The film, financed by right-wing politician Geert Wilders, will reveal the Koran as a source of "inspiration for intolerance, murder and terror," Wilders said.
The anticipated screening has already sparked international protests. Although no one has seen the film yet, there are rumors Wilders will tear up or burn the Koran in it. If that was true, Ahmad Badr al-Din Hassoun, the Grand Mufti of Syria, said earlier this month at the European Parliament in Strasbourg, "this will simply mean he is inciting wars and bloodshed. ... It is the responsibility of the Dutch people to stop him."
On Monday, an Iranian lawmaker warned The Hague not to allow the screening of the film.
"If the Netherlands will allow the broadcast of this movie, the Iranian Parliament will request to reconsider our relationship with (the Dutch government)," said Alaeddin Boroujerdi, head of the Iranian security and foreign policy commission, according to Iran's federal news agency IRNA. "In Iran, insulting Islam is a very sensitive matter and if the movie is broadcast it will arouse a wave of popular hate that will be directed towards any government that insults Islam."
The Dutch government seems to think in the same terms. It fears a crisis similar to the one sparked by the publication of cartoons depicting the Prophet Mohammad in Danish -- and later European -- newspapers two years ago, when Danish products were boycotted, Danish embassies set on fire and dozens of people died in violent protests all over the world.
To be prepared for all eventualities, the Dutch government over the past days summoned its key ministers and officials linked to security issues. The Hague has compiled a secret document (which the Dutch media said it has obtained) detailing emergency measures in case of riots or attacks, including short-term evacuations of Dutch embassies and citizens from the Middle East. Apparently, imams in several large Dutch cities have already had to calm Muslims angry over the news of the film.
"We are ready to react quickly, it is our role to be prepared for calamities," Dutch Prime Minister Jan-Peter Balkenende told journalists at his weekly news briefing.
While a state-funded TV station has already recalled its promise to air the movie, Wilders, the most prominent member of the far-right Freedom Party, or VVD, has vowed to broadcast his film -- on a smaller TV station or on the Internet via YouTube -- whatever the pressure may be.
The Netherlands has had a history of violence connected to anti-Islam statements, and thus, officials there are particularly vigilant.
In November 2004 in Amsterdam, a Dutch teenager from Moroccan descent stabbed to death and nearly decapitated the filmmaker Theo Van Gogh after the airing of his controversial film "Submission," which criticized the suppression of women in Islamic culture.
Van Gogh had made the film together with prominent Somalia-born Islam critic Ayaan Hirsi Ali, then a Dutch lawmaker, who lives in self-imposed exile in Washington.

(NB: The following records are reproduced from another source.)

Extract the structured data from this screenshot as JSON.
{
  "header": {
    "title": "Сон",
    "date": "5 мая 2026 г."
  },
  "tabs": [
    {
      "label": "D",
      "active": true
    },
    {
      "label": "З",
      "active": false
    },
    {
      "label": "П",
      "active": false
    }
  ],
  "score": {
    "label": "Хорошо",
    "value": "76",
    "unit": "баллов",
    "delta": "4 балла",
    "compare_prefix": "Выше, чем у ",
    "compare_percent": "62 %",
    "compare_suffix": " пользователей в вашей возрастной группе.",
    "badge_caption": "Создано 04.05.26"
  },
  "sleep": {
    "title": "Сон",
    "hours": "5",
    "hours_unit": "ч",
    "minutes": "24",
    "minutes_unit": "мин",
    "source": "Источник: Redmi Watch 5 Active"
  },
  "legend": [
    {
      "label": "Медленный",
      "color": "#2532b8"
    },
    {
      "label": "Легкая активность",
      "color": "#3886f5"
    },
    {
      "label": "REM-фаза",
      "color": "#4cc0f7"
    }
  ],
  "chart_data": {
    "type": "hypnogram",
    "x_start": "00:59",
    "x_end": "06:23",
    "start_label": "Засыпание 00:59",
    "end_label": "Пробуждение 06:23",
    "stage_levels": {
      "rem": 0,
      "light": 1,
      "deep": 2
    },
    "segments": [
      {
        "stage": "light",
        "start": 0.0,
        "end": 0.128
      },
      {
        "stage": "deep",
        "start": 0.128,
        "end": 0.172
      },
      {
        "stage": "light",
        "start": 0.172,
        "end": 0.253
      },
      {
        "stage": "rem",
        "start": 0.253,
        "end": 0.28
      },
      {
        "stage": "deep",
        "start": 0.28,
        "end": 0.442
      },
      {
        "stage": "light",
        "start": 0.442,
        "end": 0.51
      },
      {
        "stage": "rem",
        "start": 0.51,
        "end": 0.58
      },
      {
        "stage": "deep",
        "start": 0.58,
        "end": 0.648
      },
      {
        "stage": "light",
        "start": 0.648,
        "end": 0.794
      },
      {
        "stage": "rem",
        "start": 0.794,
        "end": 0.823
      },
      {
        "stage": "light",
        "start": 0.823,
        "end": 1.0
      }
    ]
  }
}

Yet even Hirsi Ali has criticized Wilder's film as provocative and warned the Dutch government not to leave the field of debating integration of immigrants to extremists.
Wilders, however, has managed to grab all the headlines. The 42-year-old, infamous for his big platinum blond hair, sees himself as continuing the struggle of the late right-wing populist politician Pim Fortuyn, who was shot in 2002 by an animal-rights activist.
Wilders in the past years raised eyebrows with very controversial statements concerning Islam, saying the Koran was inciting hatred and fascism, and warning of an Islamization that was washing over the Netherlands like "a tsunami."
Dutch embassies all over the world have been told to highlight that the Dutch government is not backing the message of the film or any of Wilders' statements. While Prime Minister Jan-Peter Balkenende fears that the film is able to "threaten the public order, the security and our economy," he said he cannot and does not want to censor the movie, citing the country's tradition of free speech.
At the same time, there is Holland's "tradition of respect, tolerance and responsibility. And absurd insults of certain groups are not part of that," Balkenende said in reference to Wilders' film.